The U.S. economy and financial markets remained strong into the second quarter of 2013. We also continued to see strength in our business during this period. Based on the valuation as of March 31, 2013 and other factors described herein, our board of directors granted options to purchase 575,375 shares of common stock on May 6, 2013 and 23,213,352 shares of common stock on May 16, 2013 with an exercise price of $2.57 per share.

Subsequent to the May 2013 option grants, we re-evaluated our estimate of fair value of our common stock for financial reporting purposes as a result of our improving financial performance, our belief that an initial public offering was increasingly viable and the generally improving conditions in the capital markets in the second quarter of 2013. We and a third-party valuation firm performed a valuation of our common stock as of May 16, 2013 utilizing a hybrid approach of both the market approach and the income approach, in a consistent manner with our prior valuation, and combined this with the PWERM. We then weighted the result of the market approach and the income approach at 60% and the PWERM at 40%. The resulting equity value was $1.7 billion.
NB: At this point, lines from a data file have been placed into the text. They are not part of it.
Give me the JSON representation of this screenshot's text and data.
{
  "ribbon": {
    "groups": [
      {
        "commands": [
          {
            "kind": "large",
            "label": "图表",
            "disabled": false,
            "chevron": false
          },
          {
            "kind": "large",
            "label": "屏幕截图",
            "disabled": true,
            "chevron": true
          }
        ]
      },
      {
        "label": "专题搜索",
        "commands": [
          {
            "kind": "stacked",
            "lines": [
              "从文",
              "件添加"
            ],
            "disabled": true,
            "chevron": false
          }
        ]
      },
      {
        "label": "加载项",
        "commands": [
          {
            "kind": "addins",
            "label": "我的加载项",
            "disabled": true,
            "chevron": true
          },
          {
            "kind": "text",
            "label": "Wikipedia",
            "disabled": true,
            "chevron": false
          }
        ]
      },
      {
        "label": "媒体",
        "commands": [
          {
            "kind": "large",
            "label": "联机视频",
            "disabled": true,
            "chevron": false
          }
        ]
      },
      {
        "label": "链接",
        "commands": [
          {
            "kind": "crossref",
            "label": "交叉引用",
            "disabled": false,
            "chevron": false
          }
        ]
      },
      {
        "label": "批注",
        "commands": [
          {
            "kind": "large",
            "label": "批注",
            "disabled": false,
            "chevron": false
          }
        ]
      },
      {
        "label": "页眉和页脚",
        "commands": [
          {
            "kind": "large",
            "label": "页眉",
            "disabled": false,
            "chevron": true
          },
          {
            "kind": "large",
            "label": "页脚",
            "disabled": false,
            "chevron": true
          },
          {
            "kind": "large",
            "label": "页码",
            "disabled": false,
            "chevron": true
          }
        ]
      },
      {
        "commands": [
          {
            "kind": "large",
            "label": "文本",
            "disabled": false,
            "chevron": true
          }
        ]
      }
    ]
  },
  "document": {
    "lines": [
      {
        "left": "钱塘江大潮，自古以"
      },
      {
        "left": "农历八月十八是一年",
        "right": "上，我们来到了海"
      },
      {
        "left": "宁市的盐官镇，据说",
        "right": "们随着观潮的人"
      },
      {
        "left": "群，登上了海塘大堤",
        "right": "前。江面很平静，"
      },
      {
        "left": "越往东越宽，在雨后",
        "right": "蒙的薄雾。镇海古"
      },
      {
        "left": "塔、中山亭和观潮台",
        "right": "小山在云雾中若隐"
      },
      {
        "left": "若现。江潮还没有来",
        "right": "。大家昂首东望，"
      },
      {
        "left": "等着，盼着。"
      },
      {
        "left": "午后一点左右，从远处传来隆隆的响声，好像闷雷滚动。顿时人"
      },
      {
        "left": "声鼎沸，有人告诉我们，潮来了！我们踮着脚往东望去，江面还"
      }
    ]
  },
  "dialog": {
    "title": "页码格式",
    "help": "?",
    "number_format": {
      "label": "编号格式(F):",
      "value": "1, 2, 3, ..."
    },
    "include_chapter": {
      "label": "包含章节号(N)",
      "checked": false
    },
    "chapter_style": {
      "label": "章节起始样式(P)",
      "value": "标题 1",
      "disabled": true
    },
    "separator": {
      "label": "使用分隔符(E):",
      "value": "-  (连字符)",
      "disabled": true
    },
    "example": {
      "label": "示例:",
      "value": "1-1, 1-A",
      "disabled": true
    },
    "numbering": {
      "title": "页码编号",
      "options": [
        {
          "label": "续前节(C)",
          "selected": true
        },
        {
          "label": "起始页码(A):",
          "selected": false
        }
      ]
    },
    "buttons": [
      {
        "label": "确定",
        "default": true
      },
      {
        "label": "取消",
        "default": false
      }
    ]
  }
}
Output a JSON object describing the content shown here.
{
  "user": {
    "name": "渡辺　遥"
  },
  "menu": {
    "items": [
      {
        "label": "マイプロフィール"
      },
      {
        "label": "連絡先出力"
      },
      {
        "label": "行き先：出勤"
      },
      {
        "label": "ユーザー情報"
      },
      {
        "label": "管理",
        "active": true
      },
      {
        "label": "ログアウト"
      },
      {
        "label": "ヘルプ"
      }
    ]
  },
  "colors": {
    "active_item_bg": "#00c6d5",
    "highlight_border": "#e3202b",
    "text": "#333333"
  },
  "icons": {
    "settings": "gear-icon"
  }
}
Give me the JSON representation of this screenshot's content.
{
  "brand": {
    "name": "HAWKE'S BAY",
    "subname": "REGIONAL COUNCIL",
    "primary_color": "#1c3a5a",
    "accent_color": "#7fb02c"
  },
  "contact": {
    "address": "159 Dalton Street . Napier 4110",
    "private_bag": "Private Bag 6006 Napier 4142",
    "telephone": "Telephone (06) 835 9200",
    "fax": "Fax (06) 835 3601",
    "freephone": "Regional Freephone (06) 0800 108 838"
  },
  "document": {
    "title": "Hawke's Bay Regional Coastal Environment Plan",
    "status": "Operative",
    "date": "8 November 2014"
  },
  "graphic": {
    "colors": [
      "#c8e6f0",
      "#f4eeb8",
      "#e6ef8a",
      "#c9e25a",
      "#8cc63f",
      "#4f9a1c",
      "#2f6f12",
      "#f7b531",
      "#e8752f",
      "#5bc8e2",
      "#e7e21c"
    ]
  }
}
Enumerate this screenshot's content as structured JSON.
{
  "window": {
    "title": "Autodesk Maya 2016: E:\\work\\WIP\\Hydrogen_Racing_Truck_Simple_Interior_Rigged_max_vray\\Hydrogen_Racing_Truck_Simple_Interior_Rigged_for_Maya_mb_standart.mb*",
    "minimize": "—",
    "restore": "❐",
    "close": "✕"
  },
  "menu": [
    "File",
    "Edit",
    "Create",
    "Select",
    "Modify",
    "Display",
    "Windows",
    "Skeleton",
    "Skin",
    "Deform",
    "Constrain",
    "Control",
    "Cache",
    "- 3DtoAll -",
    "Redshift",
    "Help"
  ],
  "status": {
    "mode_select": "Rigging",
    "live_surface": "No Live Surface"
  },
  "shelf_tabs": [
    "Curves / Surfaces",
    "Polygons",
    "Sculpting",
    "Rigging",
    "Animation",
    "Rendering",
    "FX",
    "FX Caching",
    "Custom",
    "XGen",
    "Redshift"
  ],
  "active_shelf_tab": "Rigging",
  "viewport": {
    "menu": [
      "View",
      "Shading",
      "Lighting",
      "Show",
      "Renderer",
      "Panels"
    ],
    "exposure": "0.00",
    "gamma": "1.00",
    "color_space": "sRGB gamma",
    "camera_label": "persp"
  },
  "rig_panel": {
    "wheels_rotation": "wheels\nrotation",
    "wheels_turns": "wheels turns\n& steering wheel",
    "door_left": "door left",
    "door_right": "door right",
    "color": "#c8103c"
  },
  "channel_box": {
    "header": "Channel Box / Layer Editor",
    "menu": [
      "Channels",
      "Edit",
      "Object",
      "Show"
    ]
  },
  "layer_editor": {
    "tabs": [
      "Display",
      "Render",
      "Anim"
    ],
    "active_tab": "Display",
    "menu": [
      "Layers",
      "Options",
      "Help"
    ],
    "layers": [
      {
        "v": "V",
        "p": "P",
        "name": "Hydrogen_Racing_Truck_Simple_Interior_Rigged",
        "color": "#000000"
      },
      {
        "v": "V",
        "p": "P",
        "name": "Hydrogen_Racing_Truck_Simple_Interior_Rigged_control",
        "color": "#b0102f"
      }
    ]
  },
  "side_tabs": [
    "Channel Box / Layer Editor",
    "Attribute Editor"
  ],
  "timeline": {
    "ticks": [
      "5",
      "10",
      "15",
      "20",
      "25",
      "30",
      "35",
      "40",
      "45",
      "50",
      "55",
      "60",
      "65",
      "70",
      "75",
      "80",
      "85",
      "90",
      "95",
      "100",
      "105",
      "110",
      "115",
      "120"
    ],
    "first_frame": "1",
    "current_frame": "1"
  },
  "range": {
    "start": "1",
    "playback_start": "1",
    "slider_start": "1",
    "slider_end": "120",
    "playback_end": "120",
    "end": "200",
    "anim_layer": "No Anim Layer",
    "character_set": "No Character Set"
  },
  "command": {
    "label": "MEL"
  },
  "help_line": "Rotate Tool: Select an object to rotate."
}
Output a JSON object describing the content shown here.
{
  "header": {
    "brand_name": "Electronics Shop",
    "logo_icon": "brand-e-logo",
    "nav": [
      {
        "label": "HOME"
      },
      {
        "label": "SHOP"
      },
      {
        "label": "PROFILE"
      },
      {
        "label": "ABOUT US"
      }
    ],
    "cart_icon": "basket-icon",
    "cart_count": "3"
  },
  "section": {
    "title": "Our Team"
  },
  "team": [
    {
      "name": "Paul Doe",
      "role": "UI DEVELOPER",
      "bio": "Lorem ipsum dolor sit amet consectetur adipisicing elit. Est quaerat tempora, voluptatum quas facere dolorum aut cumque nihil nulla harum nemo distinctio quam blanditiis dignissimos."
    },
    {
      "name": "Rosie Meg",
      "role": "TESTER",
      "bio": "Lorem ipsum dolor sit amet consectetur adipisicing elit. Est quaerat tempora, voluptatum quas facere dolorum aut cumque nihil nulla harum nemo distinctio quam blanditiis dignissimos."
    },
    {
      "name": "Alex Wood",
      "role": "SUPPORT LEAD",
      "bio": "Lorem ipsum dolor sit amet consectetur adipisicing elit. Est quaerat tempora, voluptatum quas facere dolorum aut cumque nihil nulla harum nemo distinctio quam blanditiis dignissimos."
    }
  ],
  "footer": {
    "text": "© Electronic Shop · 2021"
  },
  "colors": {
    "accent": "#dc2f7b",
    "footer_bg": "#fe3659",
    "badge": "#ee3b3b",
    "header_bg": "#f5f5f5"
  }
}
The analysis resulted in an estimated fair value of common stock of $3.08 per share. As a result of our re-evaluation, we determined that the fair value of our common stock was higher than the fair market values determined in good faith by our board of directors for the option